Bolstered by better-than-expected economic data, mortgage rates appear headed up, according to the latest data released by Freddie Mac.

The 30-year fixed-rate average soared to its highest point in nearly seven months, rising to 3.63 percent with an average 0.8 point. It was up from 3.52 percent a week ago, but down from 3.92 percent a year ago. Since climbing above 3.5 percent in late January, the 30-year fixed rate has held steady or increased every week but one.

The 15-year fixed-rate average also went up, increasing to 2.79 percent with an average 0.8 point. It was 2.76 percent a week ago and 3.16 percent a year ago. The 15-year fixed rate has not been above 3 percent in nearly 10 months.

Hybrid adjustable-rate mortgages were mixed. The five-year ARM fell to 2.61 percent with an average 0.6 point. It was down from 3.63 percent. The one-year ARM rose to 2.64 percent with an average 0.4 point. It was up from 2.63 percent last week.

Frank E. Nothaft, Freddie Mac vice president and chief economist, pointed to strong job growth and consumer spending for the rise in the rates.

“The economy added 236,000 new workers in February, which helped push down the unemployment rate to 7.7 percent,” Nothaft said in a statement. “This helped offset the effects of the payroll tax holiday expiration and led to a 1.1 percent increase in retail sales, which was well above the market consensus forecast.”

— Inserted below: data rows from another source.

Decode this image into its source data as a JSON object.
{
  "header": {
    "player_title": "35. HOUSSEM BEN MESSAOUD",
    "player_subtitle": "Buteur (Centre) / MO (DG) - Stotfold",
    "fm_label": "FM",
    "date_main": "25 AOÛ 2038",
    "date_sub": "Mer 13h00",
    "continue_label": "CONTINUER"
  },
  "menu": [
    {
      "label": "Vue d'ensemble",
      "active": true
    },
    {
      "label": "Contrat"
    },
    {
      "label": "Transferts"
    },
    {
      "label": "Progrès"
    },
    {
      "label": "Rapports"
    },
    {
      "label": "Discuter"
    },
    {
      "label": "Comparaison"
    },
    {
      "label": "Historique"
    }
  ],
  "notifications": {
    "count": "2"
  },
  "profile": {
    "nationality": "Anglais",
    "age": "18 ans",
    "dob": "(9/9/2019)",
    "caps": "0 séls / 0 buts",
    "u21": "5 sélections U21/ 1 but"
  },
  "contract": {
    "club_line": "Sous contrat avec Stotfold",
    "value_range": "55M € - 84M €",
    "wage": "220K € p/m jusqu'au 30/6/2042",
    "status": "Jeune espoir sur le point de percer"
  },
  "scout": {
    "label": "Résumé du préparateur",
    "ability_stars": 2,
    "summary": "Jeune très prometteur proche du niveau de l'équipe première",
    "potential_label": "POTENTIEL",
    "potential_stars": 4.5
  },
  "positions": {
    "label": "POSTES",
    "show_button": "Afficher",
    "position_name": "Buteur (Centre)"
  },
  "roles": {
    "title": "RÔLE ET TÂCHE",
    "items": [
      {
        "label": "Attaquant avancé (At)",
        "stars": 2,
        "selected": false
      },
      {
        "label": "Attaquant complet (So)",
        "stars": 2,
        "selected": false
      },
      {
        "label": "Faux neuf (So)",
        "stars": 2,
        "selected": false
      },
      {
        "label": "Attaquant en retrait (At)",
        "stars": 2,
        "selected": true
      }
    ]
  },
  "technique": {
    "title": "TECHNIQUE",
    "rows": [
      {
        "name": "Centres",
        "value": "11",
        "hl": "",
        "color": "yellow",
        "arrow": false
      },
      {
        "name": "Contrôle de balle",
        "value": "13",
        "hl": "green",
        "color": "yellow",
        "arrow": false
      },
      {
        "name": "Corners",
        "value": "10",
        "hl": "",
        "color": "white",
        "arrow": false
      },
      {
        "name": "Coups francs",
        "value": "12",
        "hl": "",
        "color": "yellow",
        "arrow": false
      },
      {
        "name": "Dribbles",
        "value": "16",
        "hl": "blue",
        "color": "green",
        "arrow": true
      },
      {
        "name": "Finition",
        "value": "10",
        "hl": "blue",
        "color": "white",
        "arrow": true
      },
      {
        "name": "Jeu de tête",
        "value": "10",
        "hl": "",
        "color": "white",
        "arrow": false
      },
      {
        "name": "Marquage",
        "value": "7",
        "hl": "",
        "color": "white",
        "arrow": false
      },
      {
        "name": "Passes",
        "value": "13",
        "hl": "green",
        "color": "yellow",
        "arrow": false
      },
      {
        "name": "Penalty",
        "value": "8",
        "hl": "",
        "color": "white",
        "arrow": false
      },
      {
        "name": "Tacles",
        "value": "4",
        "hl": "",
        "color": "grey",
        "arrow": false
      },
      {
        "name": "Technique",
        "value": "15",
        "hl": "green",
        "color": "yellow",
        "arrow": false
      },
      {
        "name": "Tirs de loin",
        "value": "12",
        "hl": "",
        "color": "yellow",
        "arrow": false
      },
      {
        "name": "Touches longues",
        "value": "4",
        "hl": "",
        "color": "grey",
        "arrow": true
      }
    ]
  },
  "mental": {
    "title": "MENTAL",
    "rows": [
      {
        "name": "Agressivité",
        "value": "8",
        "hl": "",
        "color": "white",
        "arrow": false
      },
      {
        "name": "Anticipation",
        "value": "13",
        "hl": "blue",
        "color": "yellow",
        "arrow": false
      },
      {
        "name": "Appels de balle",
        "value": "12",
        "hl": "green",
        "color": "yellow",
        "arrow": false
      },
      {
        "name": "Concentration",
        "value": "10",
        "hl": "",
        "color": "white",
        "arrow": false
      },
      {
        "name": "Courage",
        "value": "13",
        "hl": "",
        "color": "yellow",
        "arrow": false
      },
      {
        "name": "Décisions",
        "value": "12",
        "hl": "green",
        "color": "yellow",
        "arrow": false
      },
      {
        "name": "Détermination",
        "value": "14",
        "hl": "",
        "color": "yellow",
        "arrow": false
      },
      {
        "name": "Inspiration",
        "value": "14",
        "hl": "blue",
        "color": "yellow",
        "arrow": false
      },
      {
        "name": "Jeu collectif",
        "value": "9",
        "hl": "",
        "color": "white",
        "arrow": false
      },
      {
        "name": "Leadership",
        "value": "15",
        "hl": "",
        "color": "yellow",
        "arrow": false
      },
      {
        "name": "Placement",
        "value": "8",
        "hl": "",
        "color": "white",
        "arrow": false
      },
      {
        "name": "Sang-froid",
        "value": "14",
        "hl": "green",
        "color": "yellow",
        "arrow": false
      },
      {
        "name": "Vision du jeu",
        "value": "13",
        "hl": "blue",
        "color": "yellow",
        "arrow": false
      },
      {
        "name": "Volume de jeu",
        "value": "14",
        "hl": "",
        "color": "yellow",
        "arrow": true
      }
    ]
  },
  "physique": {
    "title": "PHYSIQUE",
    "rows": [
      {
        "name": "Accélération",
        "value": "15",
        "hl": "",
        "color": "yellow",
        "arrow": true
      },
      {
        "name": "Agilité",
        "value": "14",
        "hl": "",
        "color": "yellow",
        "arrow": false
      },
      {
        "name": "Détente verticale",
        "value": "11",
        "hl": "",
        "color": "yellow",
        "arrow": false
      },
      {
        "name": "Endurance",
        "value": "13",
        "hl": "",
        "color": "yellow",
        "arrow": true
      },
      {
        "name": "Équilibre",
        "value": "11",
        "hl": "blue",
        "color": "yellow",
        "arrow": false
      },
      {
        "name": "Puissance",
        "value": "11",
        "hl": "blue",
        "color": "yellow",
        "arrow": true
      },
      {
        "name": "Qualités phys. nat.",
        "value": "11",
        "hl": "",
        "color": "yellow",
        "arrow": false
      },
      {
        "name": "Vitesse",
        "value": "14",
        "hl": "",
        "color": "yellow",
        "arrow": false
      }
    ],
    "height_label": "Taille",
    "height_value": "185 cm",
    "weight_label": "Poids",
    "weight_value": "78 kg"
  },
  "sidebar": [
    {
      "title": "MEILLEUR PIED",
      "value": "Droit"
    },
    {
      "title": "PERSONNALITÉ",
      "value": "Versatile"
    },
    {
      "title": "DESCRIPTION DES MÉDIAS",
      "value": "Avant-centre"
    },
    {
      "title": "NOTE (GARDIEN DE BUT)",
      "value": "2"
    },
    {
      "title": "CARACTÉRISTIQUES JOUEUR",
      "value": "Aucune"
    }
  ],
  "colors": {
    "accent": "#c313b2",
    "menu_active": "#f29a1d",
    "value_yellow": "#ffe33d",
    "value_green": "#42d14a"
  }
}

Not surprisingly, as rates rose, mortgage applications showed a decline for the third time in four weeks, according to the Mortgage Bankers Association.

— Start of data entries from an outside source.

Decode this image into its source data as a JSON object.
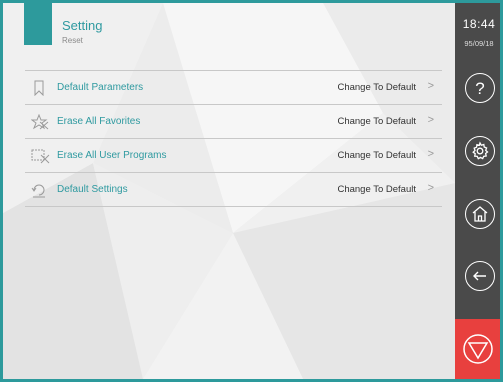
{
  "header": {
    "title": "Setting",
    "subtitle": "Reset"
  },
  "rows": [
    {
      "icon": "bookmark-icon",
      "label": "Default Parameters",
      "action": "Change To Default"
    },
    {
      "icon": "erase-star-icon",
      "label": "Erase All Favorites",
      "action": "Change To Default"
    },
    {
      "icon": "erase-program-icon",
      "label": "Erase All User Programs",
      "action": "Change To Default"
    },
    {
      "icon": "settings-reset-icon",
      "label": "Default Settings",
      "action": "Change To Default"
    }
  ],
  "status": {
    "time": "18:44",
    "date": "95/09/18"
  },
  "sidebar": {
    "buttons": [
      "help-icon",
      "gear-icon",
      "home-icon",
      "back-icon",
      "stop-icon"
    ]
  },
  "colors": {
    "accent": "#2d9a9c",
    "sidebar": "#4a4a4a",
    "stop": "#e8403e"
  }
}
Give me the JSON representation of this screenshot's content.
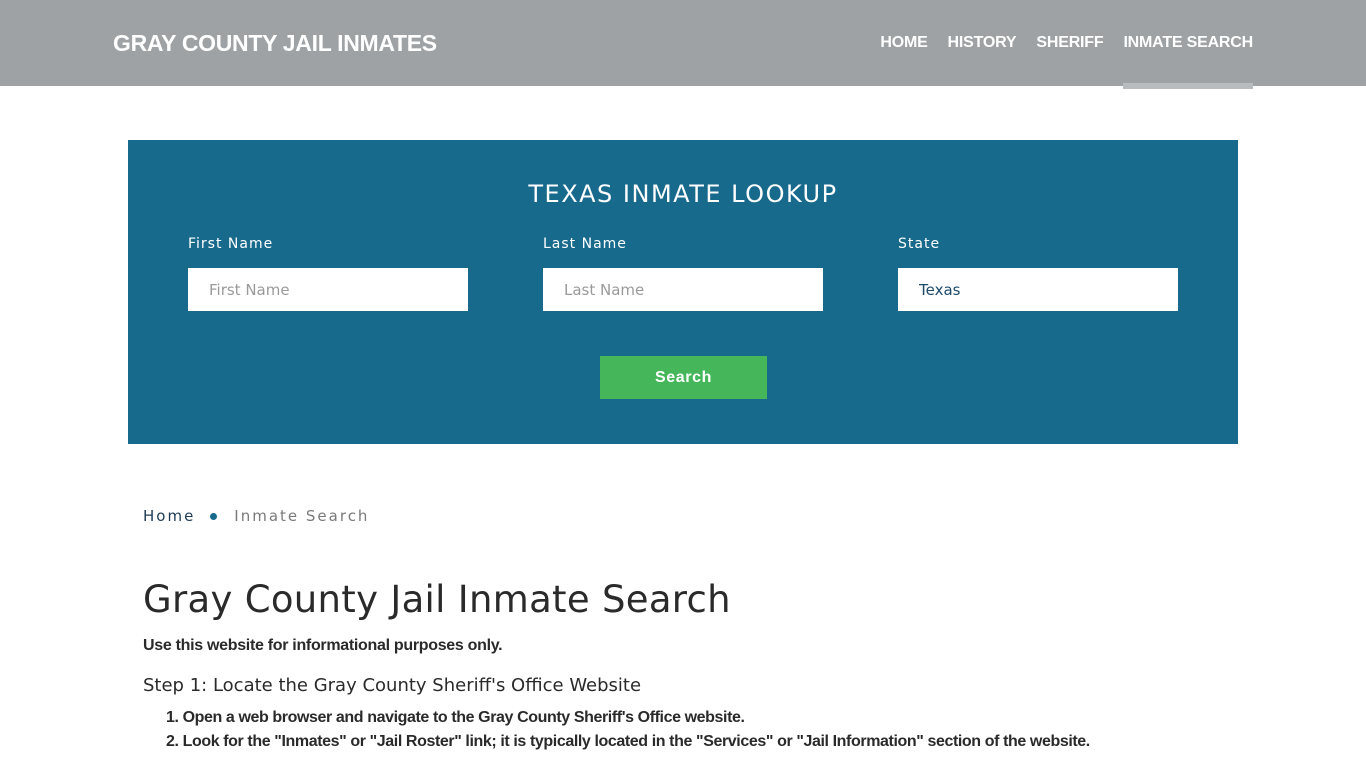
{
  "header": {
    "brand": "GRAY COUNTY JAIL INMATES",
    "nav": [
      {
        "label": "HOME",
        "active": false
      },
      {
        "label": "HISTORY",
        "active": false
      },
      {
        "label": "SHERIFF",
        "active": false
      },
      {
        "label": "INMATE SEARCH",
        "active": true
      }
    ]
  },
  "lookup": {
    "title": "TEXAS INMATE LOOKUP",
    "first_name": {
      "label": "First Name",
      "placeholder": "First Name",
      "value": ""
    },
    "last_name": {
      "label": "Last Name",
      "placeholder": "Last Name",
      "value": ""
    },
    "state": {
      "label": "State",
      "value": "Texas"
    },
    "search_label": "Search",
    "colors": {
      "panel": "#186a8d",
      "button": "#45b75a"
    }
  },
  "breadcrumb": {
    "home": "Home",
    "current": "Inmate Search"
  },
  "content": {
    "title": "Gray County Jail Inmate Search",
    "disclaimer": "Use this website for informational purposes only.",
    "step1_heading": "Step 1: Locate the Gray County Sheriff's Office Website",
    "step1_items": [
      "1. Open a web browser and navigate to the Gray County Sheriff's Office website.",
      "2. Look for the \"Inmates\" or \"Jail Roster\" link; it is typically located in the \"Services\" or \"Jail Information\" section of the website."
    ]
  }
}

After rising last week for the first time in three weeks, the Market Composite Index, a measure of loan application volume, fell 4.7 percent from the previous week. The Refinance Index decreased 5 percent, while the Purchase Index dropped 3 percent.

The refinance share of mortgage activity tumbled to its lowest level in 10 months, accounting for 76 percent of total applications.

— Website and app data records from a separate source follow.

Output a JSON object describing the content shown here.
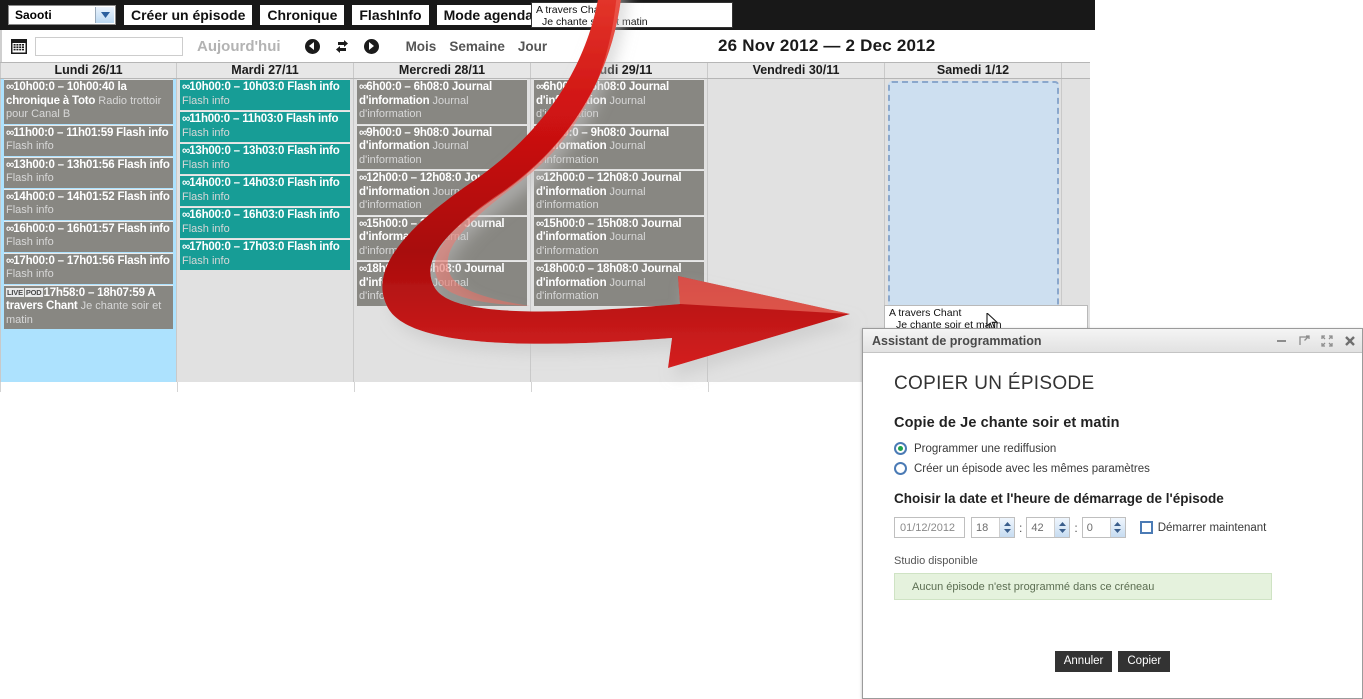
{
  "topbar": {
    "station": "Saooti",
    "buttons": [
      {
        "label": "Créer un épisode",
        "name": "creer-un-episode-button"
      },
      {
        "label": "Chronique",
        "name": "chronique-button"
      },
      {
        "label": "FlashInfo",
        "name": "flashinfo-button"
      },
      {
        "label": "Mode agenda",
        "name": "mode-agenda-button"
      }
    ],
    "episode_chip": {
      "title": "A travers Chant",
      "subtitle": "Je chante soir et matin"
    }
  },
  "navbar": {
    "date_value": "",
    "date_placeholder": "",
    "today_label": "Aujourd'hui",
    "views": [
      "Mois",
      "Semaine",
      "Jour"
    ],
    "range_title": "26 Nov 2012 — 2 Dec 2012"
  },
  "calendar": {
    "days": [
      {
        "label": "Lundi 26/11",
        "highlight": true
      },
      {
        "label": "Mardi 27/11",
        "highlight": false
      },
      {
        "label": "Mercredi 28/11",
        "highlight": false
      },
      {
        "label": "Jeudi 29/11",
        "highlight": false
      },
      {
        "label": "Vendredi 30/11",
        "highlight": false
      },
      {
        "label": "Samedi 1/12",
        "highlight": false
      }
    ],
    "monday_events": [
      {
        "badges": [],
        "time": "10h00:0 – 10h00:40",
        "title": "la chronique à Toto",
        "sub": "Radio trottoir pour Canal B",
        "lines": 3
      },
      {
        "badges": [],
        "time": "11h00:0 – 11h01:59",
        "title": "Flash info",
        "sub": "Flash info",
        "lines": 2
      },
      {
        "badges": [],
        "time": "13h00:0 – 13h01:56",
        "title": "Flash info",
        "sub": "Flash info",
        "lines": 2
      },
      {
        "badges": [],
        "time": "14h00:0 – 14h01:52",
        "title": "Flash info",
        "sub": "Flash info",
        "lines": 2
      },
      {
        "badges": [],
        "time": "16h00:0 – 16h01:57",
        "title": "Flash info",
        "sub": "Flash info",
        "lines": 2
      },
      {
        "badges": [],
        "time": "17h00:0 – 17h01:56",
        "title": "Flash info",
        "sub": "Flash info",
        "lines": 2
      },
      {
        "badges": [
          "LIVE",
          "POD"
        ],
        "time": "17h58:0 – 18h07:59",
        "title": "A travers Chant",
        "sub": "Je chante soir et matin",
        "lines": 3
      }
    ],
    "tuesday_events": [
      {
        "time": "10h00:0 – 10h03:0",
        "title": "Flash info",
        "sub": "Flash info"
      },
      {
        "time": "11h00:0 – 11h03:0",
        "title": "Flash info",
        "sub": "Flash info"
      },
      {
        "time": "13h00:0 – 13h03:0",
        "title": "Flash info",
        "sub": "Flash info"
      },
      {
        "time": "14h00:0 – 14h03:0",
        "title": "Flash info",
        "sub": "Flash info"
      },
      {
        "time": "16h00:0 – 16h03:0",
        "title": "Flash info",
        "sub": "Flash info"
      },
      {
        "time": "17h00:0 – 17h03:0",
        "title": "Flash info",
        "sub": "Flash info"
      }
    ],
    "wednesday_events": [
      {
        "time": "6h00:0 – 6h08:0",
        "title": "Journal d'information",
        "sub": "Journal d'information"
      },
      {
        "time": "9h00:0 – 9h08:0",
        "title": "Journal d'information",
        "sub": "Journal d'information"
      },
      {
        "time": "12h00:0 – 12h08:0",
        "title": "Journal d'information",
        "sub": "Journal d'information"
      },
      {
        "time": "15h00:0 – 15h08:0",
        "title": "Journal d'information",
        "sub": "Journal d'information"
      },
      {
        "time": "18h00:0 – 18h08:0",
        "title": "Journal d'information",
        "sub": "Journal d'information"
      }
    ],
    "thursday_events": [
      {
        "time": "6h00:0 – 6h08:0",
        "title": "Journal d'information",
        "sub": "Journal d'information"
      },
      {
        "time": "9h00:0 – 9h08:0",
        "title": "Journal d'information",
        "sub": "Journal d'information"
      },
      {
        "time": "12h00:0 – 12h08:0",
        "title": "Journal d'information",
        "sub": "Journal d'information"
      },
      {
        "time": "15h00:0 – 15h08:0",
        "title": "Journal d'information",
        "sub": "Journal d'information"
      },
      {
        "time": "18h00:0 – 18h08:0",
        "title": "Journal d'information",
        "sub": "Journal d'information"
      }
    ],
    "friday_events": [],
    "saturday_events": [],
    "infinity_glyph": "∞"
  },
  "tooltip": {
    "title": "A travers Chant",
    "subtitle": "Je chante soir et matin"
  },
  "dialog": {
    "window_title": "Assistant de programmation",
    "heading": "COPIER UN ÉPISODE",
    "subheading": "Copie de Je chante soir et matin",
    "options": [
      {
        "label": "Programmer une rediffusion",
        "selected": true
      },
      {
        "label": "Créer un épisode avec les mêmes paramètres",
        "selected": false
      }
    ],
    "datetime_label": "Choisir la date et l'heure de démarrage de l'épisode",
    "date_value": "01/12/2012",
    "hour_value": "18",
    "minute_value": "42",
    "second_value": "0",
    "separator": ":",
    "start_now_label": "Démarrer maintenant",
    "start_now_checked": false,
    "studio_label": "Studio disponible",
    "studio_message": "Aucun épisode n'est programmé dans ce créneau",
    "cancel_label": "Annuler",
    "copy_label": "Copier"
  },
  "colors": {
    "topbar_bg": "#181818",
    "event_grey": "#888782",
    "event_teal": "#179d96",
    "monday_highlight": "#ade2fe",
    "selection_fill": "#cddff0",
    "selection_border": "#8aa7cc",
    "arrow_red": "#cc1111",
    "studio_ok_bg": "#e5f2dd",
    "button_dark": "#333333",
    "radio_blue": "#4b7bb5",
    "radio_dot_green": "#1ea34a"
  }
}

“The announcement of stronger than anticipated job growth last week led to an increase in interest rates, with the 30-year fixed mortgage rate in our survey reaching the highest level in more than six months,” said Mike Fratantoni, MBA’s vice president of research and economics.  “Refinance applications declined as a result, but remain high given the steady flow of HARP applications.”